Then, laying on my back and reaching into the storage compartment, I scribed a pencil line on the underside of the deck so that I would know where to drill holes for temporary screws to hold it in place when glued up.

It was not possible to gain any access to the bow compartment, so I removed the deck panel and extrapolated the line around the sides of the hull, and measured where the lower breast hook and the cleat on bulkhead 1 would be.

Then I marked out and drilled holes for the temporary screws. I refitted the panel with a few screws, and marked out the required pilot holes in the sheerclamps and cleats and the lower breast hook before again removing the panel and drilling the pilot holes in the boat.

The cleat on bulkhead 2 is too narrow for an ordinary drill to be used there, but the Dremel with its flexible extension and a twist drill bit fitted worked extremely well.

I refitted the deck, fastened in place with drywall screws and plywood pads. This is what it looks like.

Lastly, the deck panel was removed and set aside to await installation.

Footwell Sides & Sole | Making & Test Fit

I made and fitted the cleats to the footwell sides some time previously, when I was making and fitting the deck support cleats to the hull and bulkheads.

Here are they are glued up and clamped, back in the late summer.

The cleats and the footwell sides and sole all received their three clear coats of resin and were finished ready for a test fit.

The sole needed a very slight trim with the block plane, but otherwise everything fitted nicely into place for the test fit, as here.

The footwell parts were then set aside ready for installation, which will now hopefully be quite soon!

Centreboard Case Cleats Fitted

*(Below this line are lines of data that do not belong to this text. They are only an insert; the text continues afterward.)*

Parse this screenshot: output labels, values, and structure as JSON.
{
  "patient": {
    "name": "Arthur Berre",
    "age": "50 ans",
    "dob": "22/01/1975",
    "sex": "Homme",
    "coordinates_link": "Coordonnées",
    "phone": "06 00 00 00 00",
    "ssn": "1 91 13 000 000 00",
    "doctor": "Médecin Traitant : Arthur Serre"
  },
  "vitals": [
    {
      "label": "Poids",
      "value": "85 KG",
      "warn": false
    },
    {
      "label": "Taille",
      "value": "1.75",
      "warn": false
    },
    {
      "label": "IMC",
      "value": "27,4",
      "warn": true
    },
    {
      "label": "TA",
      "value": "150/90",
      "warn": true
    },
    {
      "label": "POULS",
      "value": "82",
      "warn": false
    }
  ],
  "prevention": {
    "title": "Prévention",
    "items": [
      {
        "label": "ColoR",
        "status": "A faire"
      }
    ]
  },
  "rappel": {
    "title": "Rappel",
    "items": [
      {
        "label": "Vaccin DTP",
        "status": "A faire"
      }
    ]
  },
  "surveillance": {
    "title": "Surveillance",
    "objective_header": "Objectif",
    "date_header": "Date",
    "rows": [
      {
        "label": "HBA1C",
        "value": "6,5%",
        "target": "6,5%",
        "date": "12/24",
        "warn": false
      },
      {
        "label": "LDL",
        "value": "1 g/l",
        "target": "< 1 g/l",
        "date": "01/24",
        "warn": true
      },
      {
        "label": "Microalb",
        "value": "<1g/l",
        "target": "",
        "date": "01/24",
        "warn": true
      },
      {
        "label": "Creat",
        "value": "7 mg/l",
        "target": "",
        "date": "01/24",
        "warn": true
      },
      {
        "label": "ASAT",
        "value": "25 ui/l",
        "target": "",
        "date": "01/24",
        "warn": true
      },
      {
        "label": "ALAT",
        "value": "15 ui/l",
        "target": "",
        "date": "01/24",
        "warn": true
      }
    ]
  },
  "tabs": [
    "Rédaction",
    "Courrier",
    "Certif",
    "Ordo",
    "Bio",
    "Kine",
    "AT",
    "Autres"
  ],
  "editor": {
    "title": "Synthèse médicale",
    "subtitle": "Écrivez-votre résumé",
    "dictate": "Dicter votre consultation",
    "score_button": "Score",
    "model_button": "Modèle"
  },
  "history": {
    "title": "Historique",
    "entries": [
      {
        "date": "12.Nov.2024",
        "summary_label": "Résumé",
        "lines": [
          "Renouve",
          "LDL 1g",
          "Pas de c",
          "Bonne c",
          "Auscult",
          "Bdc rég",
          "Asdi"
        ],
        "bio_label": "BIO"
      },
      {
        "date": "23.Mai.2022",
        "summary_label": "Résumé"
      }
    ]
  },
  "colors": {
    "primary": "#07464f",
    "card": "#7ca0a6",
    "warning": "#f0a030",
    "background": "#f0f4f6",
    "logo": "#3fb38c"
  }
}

Happy that the centreboard case cleats had received their mandatory three coats of clear resin and were finished, I then glued them in place.

Here they are glued and clamped up.

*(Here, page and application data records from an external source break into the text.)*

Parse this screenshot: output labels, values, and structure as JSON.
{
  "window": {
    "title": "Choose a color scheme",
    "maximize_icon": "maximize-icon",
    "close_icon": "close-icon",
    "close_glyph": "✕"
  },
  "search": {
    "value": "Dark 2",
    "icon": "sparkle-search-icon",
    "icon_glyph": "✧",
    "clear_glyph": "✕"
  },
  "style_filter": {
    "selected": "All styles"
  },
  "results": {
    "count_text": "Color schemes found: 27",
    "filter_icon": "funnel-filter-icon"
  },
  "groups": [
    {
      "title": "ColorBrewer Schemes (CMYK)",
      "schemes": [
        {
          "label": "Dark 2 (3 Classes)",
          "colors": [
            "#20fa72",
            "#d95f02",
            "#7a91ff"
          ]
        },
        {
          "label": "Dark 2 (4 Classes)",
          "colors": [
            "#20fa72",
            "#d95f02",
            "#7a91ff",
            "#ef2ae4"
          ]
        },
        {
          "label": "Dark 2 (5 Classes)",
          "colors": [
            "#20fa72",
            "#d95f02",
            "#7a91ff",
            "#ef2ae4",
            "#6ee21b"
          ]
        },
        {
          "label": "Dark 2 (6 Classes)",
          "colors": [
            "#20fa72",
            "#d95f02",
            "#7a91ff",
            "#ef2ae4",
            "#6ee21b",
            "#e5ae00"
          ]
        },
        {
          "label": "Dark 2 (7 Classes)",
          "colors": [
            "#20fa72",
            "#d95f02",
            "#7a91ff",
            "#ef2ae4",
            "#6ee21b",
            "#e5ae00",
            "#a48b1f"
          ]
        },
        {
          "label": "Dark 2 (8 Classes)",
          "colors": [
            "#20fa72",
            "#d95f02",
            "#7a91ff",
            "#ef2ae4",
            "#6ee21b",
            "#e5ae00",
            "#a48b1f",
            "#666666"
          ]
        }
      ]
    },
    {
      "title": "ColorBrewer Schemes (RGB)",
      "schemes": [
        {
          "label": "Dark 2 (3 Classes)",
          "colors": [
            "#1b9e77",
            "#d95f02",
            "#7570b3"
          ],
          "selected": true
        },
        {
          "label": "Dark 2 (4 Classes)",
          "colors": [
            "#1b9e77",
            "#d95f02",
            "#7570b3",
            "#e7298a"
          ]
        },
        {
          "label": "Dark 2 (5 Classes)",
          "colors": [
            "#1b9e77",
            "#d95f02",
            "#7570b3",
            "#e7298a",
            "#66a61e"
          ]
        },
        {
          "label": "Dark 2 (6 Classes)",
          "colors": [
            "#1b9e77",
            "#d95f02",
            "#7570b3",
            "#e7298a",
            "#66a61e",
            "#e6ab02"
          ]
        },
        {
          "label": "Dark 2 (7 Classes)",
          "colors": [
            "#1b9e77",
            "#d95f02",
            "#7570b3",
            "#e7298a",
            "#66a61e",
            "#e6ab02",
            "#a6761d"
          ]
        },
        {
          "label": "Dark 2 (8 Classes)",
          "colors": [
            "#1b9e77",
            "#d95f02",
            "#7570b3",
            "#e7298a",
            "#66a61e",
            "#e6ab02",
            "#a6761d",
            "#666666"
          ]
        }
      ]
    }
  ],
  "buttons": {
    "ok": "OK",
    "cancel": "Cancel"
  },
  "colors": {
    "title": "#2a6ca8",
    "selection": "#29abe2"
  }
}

And here they are after curing and being cleaned up.

I am pleased they are done, at last.

Centreboard Sheave | Test Fit

As mentioned in the previous post I obtained all the hardware fittings for the hull, mainly so I could check that the parts for the centreboard case fitted correctly.

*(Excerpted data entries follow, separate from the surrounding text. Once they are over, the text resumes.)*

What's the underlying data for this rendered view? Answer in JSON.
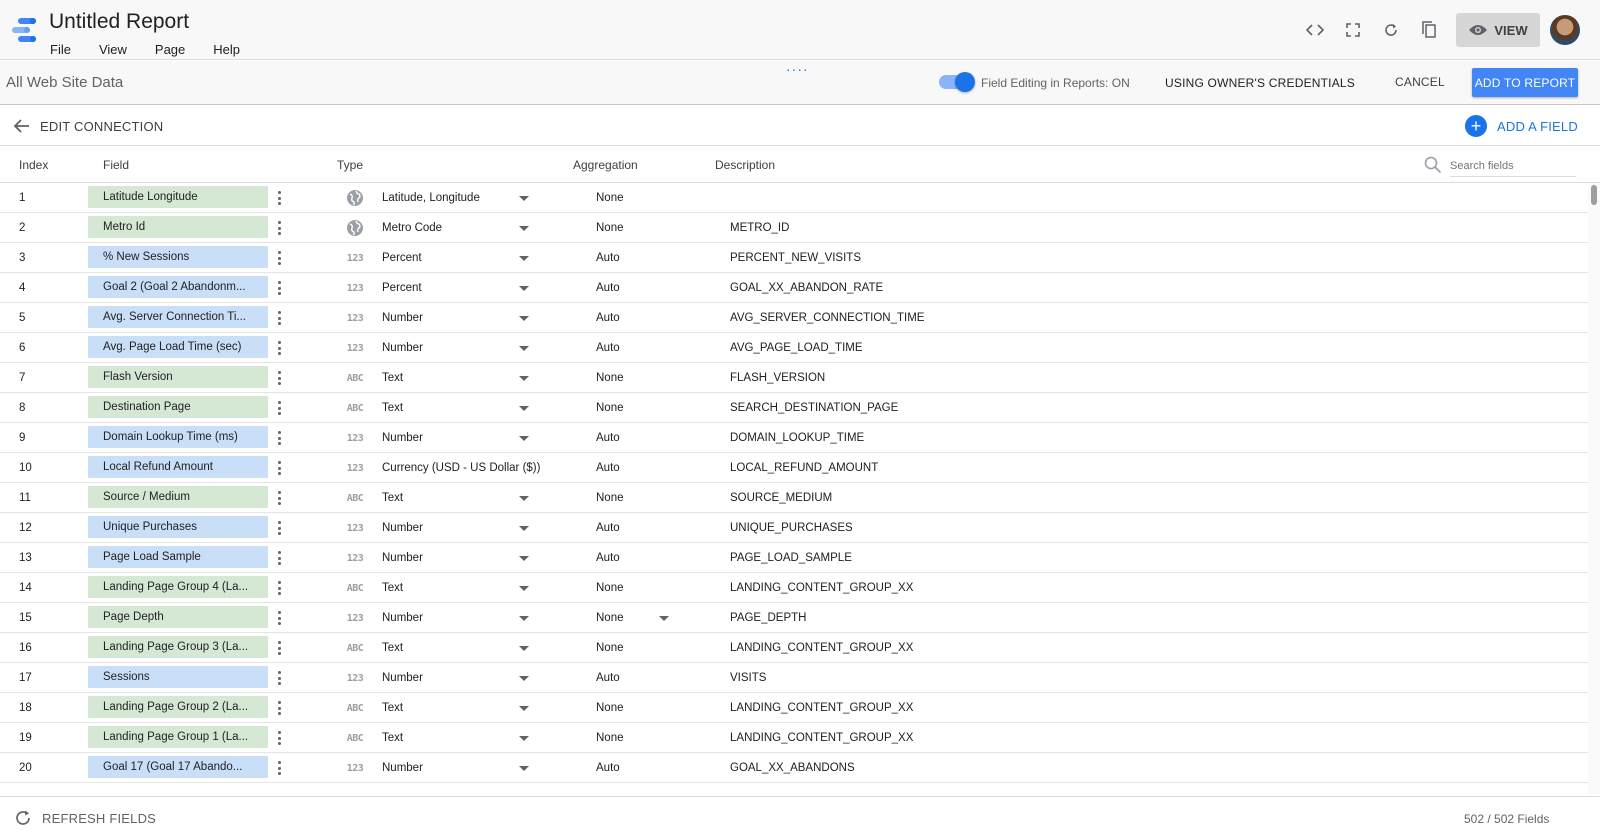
{
  "app": {
    "title": "Untitled Report",
    "menu": [
      "File",
      "View",
      "Page",
      "Help"
    ],
    "view_label": "VIEW"
  },
  "datasource": {
    "name": "All Web Site Data",
    "field_editing": "Field Editing in Reports: ON",
    "field_editing_on": true,
    "credentials": "USING OWNER'S CREDENTIALS",
    "cancel": "CANCEL",
    "add_to_report": "ADD TO REPORT"
  },
  "connection": {
    "back_label": "EDIT CONNECTION",
    "add_field": "ADD A FIELD"
  },
  "columns": {
    "index": "Index",
    "field": "Field",
    "type": "Type",
    "aggregation": "Aggregation",
    "description": "Description",
    "search_placeholder": "Search fields"
  },
  "rows": [
    {
      "index": "1",
      "field": "Latitude Longitude",
      "kind": "dimension",
      "type_icon": "globe",
      "type": "Latitude, Longitude",
      "caret": true,
      "aggregation": "None",
      "description": ""
    },
    {
      "index": "2",
      "field": "Metro Id",
      "kind": "dimension",
      "type_icon": "globe",
      "type": "Metro Code",
      "caret": true,
      "aggregation": "None",
      "description": "METRO_ID"
    },
    {
      "index": "3",
      "field": "% New Sessions",
      "kind": "metric",
      "type_icon": "123",
      "type": "Percent",
      "caret": true,
      "aggregation": "Auto",
      "description": "PERCENT_NEW_VISITS"
    },
    {
      "index": "4",
      "field": "Goal 2 (Goal 2 Abandonm...",
      "kind": "metric",
      "type_icon": "123",
      "type": "Percent",
      "caret": true,
      "aggregation": "Auto",
      "description": "GOAL_XX_ABANDON_RATE"
    },
    {
      "index": "5",
      "field": "Avg. Server Connection Ti...",
      "kind": "metric",
      "type_icon": "123",
      "type": "Number",
      "caret": true,
      "aggregation": "Auto",
      "description": "AVG_SERVER_CONNECTION_TIME"
    },
    {
      "index": "6",
      "field": "Avg. Page Load Time (sec)",
      "kind": "metric",
      "type_icon": "123",
      "type": "Number",
      "caret": true,
      "aggregation": "Auto",
      "description": "AVG_PAGE_LOAD_TIME"
    },
    {
      "index": "7",
      "field": "Flash Version",
      "kind": "dimension",
      "type_icon": "ABC",
      "type": "Text",
      "caret": true,
      "aggregation": "None",
      "description": "FLASH_VERSION"
    },
    {
      "index": "8",
      "field": "Destination Page",
      "kind": "dimension",
      "type_icon": "ABC",
      "type": "Text",
      "caret": true,
      "aggregation": "None",
      "description": "SEARCH_DESTINATION_PAGE"
    },
    {
      "index": "9",
      "field": "Domain Lookup Time (ms)",
      "kind": "metric",
      "type_icon": "123",
      "type": "Number",
      "caret": true,
      "aggregation": "Auto",
      "description": "DOMAIN_LOOKUP_TIME"
    },
    {
      "index": "10",
      "field": "Local Refund Amount",
      "kind": "metric",
      "type_icon": "123",
      "type": "Currency (USD - US Dollar ($))",
      "caret": false,
      "aggregation": "Auto",
      "description": "LOCAL_REFUND_AMOUNT"
    },
    {
      "index": "11",
      "field": "Source / Medium",
      "kind": "dimension",
      "type_icon": "ABC",
      "type": "Text",
      "caret": true,
      "aggregation": "None",
      "description": "SOURCE_MEDIUM"
    },
    {
      "index": "12",
      "field": "Unique Purchases",
      "kind": "metric",
      "type_icon": "123",
      "type": "Number",
      "caret": true,
      "aggregation": "Auto",
      "description": "UNIQUE_PURCHASES"
    },
    {
      "index": "13",
      "field": "Page Load Sample",
      "kind": "metric",
      "type_icon": "123",
      "type": "Number",
      "caret": true,
      "aggregation": "Auto",
      "description": "PAGE_LOAD_SAMPLE"
    },
    {
      "index": "14",
      "field": "Landing Page Group 4 (La...",
      "kind": "dimension",
      "type_icon": "ABC",
      "type": "Text",
      "caret": true,
      "aggregation": "None",
      "description": "LANDING_CONTENT_GROUP_XX"
    },
    {
      "index": "15",
      "field": "Page Depth",
      "kind": "dimension",
      "type_icon": "123",
      "type": "Number",
      "caret": true,
      "aggregation": "None",
      "agg_caret": true,
      "description": "PAGE_DEPTH"
    },
    {
      "index": "16",
      "field": "Landing Page Group 3 (La...",
      "kind": "dimension",
      "type_icon": "ABC",
      "type": "Text",
      "caret": true,
      "aggregation": "None",
      "description": "LANDING_CONTENT_GROUP_XX"
    },
    {
      "index": "17",
      "field": "Sessions",
      "kind": "metric",
      "type_icon": "123",
      "type": "Number",
      "caret": true,
      "aggregation": "Auto",
      "description": "VISITS"
    },
    {
      "index": "18",
      "field": "Landing Page Group 2 (La...",
      "kind": "dimension",
      "type_icon": "ABC",
      "type": "Text",
      "caret": true,
      "aggregation": "None",
      "description": "LANDING_CONTENT_GROUP_XX"
    },
    {
      "index": "19",
      "field": "Landing Page Group 1 (La...",
      "kind": "dimension",
      "type_icon": "ABC",
      "type": "Text",
      "caret": true,
      "aggregation": "None",
      "description": "LANDING_CONTENT_GROUP_XX"
    },
    {
      "index": "20",
      "field": "Goal 17 (Goal 17 Abando...",
      "kind": "metric",
      "type_icon": "123",
      "type": "Number",
      "caret": true,
      "aggregation": "Auto",
      "description": "GOAL_XX_ABANDONS"
    }
  ],
  "footer": {
    "refresh_label": "REFRESH FIELDS",
    "field_count": "502 / 502 Fields"
  },
  "colors": {
    "accent": "#1a73e8",
    "dimension_chip": "#d5e8d4",
    "metric_chip": "#c9dff8",
    "primary_button": "#4285f4"
  }
}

The centreboard pendant sheave was slightly narrower than expected, and the support bolt was slightly thicker.

Not a big deal. I enlarged the bolt hole through the centreboard case and made a new pair of shims for the sheave, to prevent the pendant from slipping off.

Here are the various bits, test fitted.

I will glue the shims in place later.

Centreboard Case Cleats & Deck Frames | Making & Test Fitting

When I made the deck support cleats to attach to the hull and bulkheads I also made the cleats to attach to the top of the centreboard case.

I made the deck frames at the same time.

All were rounded over as required with a 3/8" bit on the router table.

I didn't fit the centreboard case cleats at the same time as the others because I could see in the build instructions that the bolt that goes through the case to support the centreboard pendant sheave is perilously close to the cleat.

The manual recommends not fitting washers to the bolt for this reason, which in my opinion is heresy.

It also states that I might have to shave the top off the inspection hatch flange for the same reason.

So, I ordered the hull hardware package in order to test fit the sheave and the hatches and modify parts accordingly.

There was something of a delay obtaining all the fittings, but eventually they arrived and I carried out a test fit.

Here are the cleats and frames, temporarily fitted.

As expected, the bolt and acorn nut were immediately adjacent to the cleat, as here.

There is just about room for the washers in a dry fit, but there won't be when the cleat is glued in place and the case is painted.

I decided to make a small indent on the inner face of the cleat to provide room for the washers, as here.

The inspection hatch was a good fit, with no need to trim the top of the flange. Like this.

That's good, I thought. Then I looked down into the case and saw that the fitting protrudes inside, and as fitted here would obstruct the centreboard. Here you can see a lip of about 1/8" or so sticking out inside the case.

That's no good! I will need to either fit a shim between the flange and the case, or trim the flange to remove the lip. No need to worry about that now ... it will be quite some time before I install the hull hardware!